Since 1999, Carta has determined the identities of seven species of nematode isolated from the bodies of Formosan termites by Ashok Raina, a retired entomologist formerly with the ARS Southern Regional Research Center in New Orleans, La. Other specimens Carta has identified were collected from dead or sick termites native to Uzbekistan. Further details appear in the International Journal of Nematology.
Of particular interest to Carta and colleagues are bacteria that have a symbiotic association with the nematodes. In one case, a Poikilolaimus nematode species and bacterial “accomplice” were isolated from the heads of Formosan termites, and it’s likely the microbe had sickened the insects in the field. According to Carta, the bacterial association raises an interesting prospect: using nematodes as vectors of insect pathogens rather than as primary biocontrol agents—the traditional approach.

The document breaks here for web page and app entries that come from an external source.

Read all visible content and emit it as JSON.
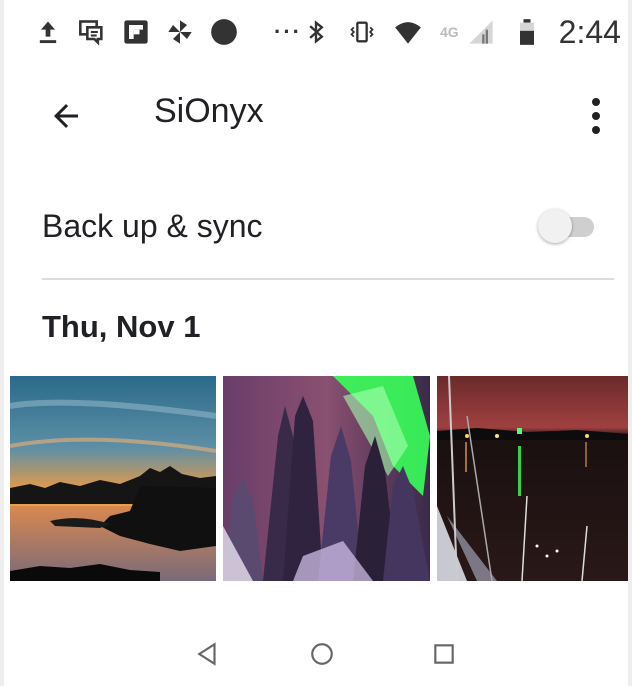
{
  "status_bar": {
    "icons": [
      "upload-icon",
      "chat-icon",
      "flipboard-icon",
      "pinwheel-icon",
      "record-dot-icon"
    ],
    "more": "···",
    "right_icons": [
      "bluetooth-icon",
      "vibrate-icon",
      "wifi-icon",
      "cell-signal-icon",
      "battery-icon"
    ],
    "network": "4G",
    "time": "2:44"
  },
  "app_bar": {
    "back_icon": "arrow-back-icon",
    "title": "SiOnyx",
    "overflow_icon": "more-vert-icon"
  },
  "backup": {
    "label": "Back up & sync",
    "toggle_on": false
  },
  "section": {
    "date": "Thu, Nov 1"
  },
  "photos": [
    {
      "name": "sunset-shoreline-photo"
    },
    {
      "name": "aurora-forest-photo"
    },
    {
      "name": "night-harbor-photo"
    }
  ],
  "nav": {
    "back_icon": "nav-back-triangle-icon",
    "home_icon": "nav-home-circle-icon",
    "recent_icon": "nav-recent-square-icon"
  },
  "colors": {
    "text": "#202124",
    "divider": "#dcdcdc",
    "toggle_track": "#cfcfcf"
  }
}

In another case that’s still under investigation, Carta implicated a Panagrellus nematode species in the death of pet tarantulas. She suspects an insect and yeast may also be involved and is intrigued by the possibility because it would reveal a new ecological association that could yield novel approaches to pest control.
Read more about the research in the August 2012 issue of Agricultural Research magazine.
By Jan Suszkiw
August 20, 2012
LEXINGTON, Ky., (Aug. 21, 2012) – Forage producers reseeding their drought-damaged pastures this fall will want to be on the lookout for fall armyworm as the new grass seedlings emerge, said Lee Townsend, extension entomologist with the University of Kentucky College of Agriculture.